After the museum, we visited Central Park where we discovered more beautiful scenery.  Besides the usual park activities, I saw lots of people reading, writing, and painting. I’m sure each one had a different perspective of what they saw that day and incorporated it into their experiences as well.


While we watched toy motorized boats cruising on the lake I started thinking about what I like to read and write.  My friends and I always share our latest book reads and what we are writing.  Sometimes we read the same book, but usually we don’t.  Some of my writer friends write in the same genre, but others don’t.  This sounds simplistic; of course we all have different tastes.  However, the visit to the museum reminded me that what one person thinks is art, another might not.  And that’s what so exciting.


There are infinite possibilities of what artists can create, and there’s plenty of room for various opinions.   As I write my stories I know not everyone who reads them will think they’re as fabulous as I do, but that’s okay.  I have to believe in my work as I’m sure the Old Masters believed in theirs.

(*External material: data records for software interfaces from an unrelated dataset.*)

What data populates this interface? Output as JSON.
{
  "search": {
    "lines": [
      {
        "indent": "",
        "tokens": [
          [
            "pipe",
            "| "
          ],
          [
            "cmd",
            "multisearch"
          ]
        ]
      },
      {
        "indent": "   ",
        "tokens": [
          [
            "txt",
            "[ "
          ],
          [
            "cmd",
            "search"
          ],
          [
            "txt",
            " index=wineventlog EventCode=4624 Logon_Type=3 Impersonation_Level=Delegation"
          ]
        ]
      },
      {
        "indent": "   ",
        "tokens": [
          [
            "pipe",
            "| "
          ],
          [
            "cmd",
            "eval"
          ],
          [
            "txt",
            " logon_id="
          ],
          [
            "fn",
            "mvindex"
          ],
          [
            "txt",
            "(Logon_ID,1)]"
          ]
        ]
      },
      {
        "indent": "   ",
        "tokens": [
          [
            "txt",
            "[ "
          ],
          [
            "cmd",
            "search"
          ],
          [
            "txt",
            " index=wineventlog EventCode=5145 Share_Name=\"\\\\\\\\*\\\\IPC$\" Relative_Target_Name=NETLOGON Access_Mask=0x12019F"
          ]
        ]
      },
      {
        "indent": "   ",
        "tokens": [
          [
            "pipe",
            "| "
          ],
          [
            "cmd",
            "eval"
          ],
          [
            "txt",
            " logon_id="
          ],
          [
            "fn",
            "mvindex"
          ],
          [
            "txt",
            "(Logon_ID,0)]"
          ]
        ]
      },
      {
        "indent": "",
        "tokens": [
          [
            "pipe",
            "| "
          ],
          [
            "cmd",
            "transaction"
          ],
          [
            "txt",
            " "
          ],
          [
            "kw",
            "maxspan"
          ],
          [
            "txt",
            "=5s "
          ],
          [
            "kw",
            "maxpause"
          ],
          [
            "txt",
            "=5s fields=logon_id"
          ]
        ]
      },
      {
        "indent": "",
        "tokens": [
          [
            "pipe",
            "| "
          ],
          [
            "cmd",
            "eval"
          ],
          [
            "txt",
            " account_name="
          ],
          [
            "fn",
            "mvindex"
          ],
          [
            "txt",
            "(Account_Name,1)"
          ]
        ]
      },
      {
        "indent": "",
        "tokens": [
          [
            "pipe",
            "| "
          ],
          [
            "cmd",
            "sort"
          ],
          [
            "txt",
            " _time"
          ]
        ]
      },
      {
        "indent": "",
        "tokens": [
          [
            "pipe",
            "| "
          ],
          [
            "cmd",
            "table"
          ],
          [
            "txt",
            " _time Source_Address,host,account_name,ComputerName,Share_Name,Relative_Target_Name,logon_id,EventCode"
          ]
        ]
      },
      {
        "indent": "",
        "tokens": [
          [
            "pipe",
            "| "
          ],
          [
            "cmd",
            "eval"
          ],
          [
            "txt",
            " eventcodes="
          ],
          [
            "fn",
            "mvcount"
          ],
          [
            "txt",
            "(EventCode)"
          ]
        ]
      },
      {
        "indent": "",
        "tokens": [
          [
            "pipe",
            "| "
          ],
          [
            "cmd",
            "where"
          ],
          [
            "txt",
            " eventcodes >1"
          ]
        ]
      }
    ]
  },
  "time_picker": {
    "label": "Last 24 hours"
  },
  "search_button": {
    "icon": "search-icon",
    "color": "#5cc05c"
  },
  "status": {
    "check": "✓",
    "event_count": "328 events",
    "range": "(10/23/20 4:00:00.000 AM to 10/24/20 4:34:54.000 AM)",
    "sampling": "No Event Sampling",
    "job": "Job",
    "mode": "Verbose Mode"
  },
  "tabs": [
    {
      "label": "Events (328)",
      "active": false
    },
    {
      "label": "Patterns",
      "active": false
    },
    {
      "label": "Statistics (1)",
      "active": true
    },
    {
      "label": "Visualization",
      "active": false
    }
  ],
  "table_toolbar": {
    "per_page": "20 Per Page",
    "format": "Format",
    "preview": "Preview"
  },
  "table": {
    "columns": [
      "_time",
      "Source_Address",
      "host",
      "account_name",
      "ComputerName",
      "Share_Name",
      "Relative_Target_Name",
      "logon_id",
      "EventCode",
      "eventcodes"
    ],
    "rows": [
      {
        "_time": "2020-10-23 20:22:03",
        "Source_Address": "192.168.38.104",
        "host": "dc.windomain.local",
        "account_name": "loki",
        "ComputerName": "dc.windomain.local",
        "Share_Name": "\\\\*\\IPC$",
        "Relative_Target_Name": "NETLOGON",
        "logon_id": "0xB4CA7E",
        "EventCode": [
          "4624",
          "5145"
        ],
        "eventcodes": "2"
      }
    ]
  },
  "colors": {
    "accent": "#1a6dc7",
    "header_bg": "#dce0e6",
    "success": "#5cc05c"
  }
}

Yesterday I had lunch with four of my blog/writing critique/brainstorming partners–and friends!
We try to get to gether once a month although, because of work schedules, not all of us are able to. Some of us also critique by mail with another critique partner, who has also become a friend. But the fours of us who blog together–Elizabeth John, Kate Davison, Chrsitina Lynn Whited and myself–do make an effort to get together for lunch. We brainstorm and discuss the business of writing. Actual critiques are done by email; the precious time we have together is used for conversation about writing, plus other topics.
Our lunches are so stimulating. I come home raring to write and usually with some insight into this sometimes-crazy writing business.
But what has happened in addition, in the many years we’ve been getting togther, is that we have become good friends!
Yesterday’s conversation revolved around helping one of us with a workshop title; discussion of conferences; psychic healing; and chit chat about books. We also discuss our children, parents, and pets.
I value our friendships! We have grown to be much more than fellow bloggers. I look forward to all our lunches.
Do you have writing partners who have become good friends as well?  I’d enjoy hearing about them!

Roni Denholtz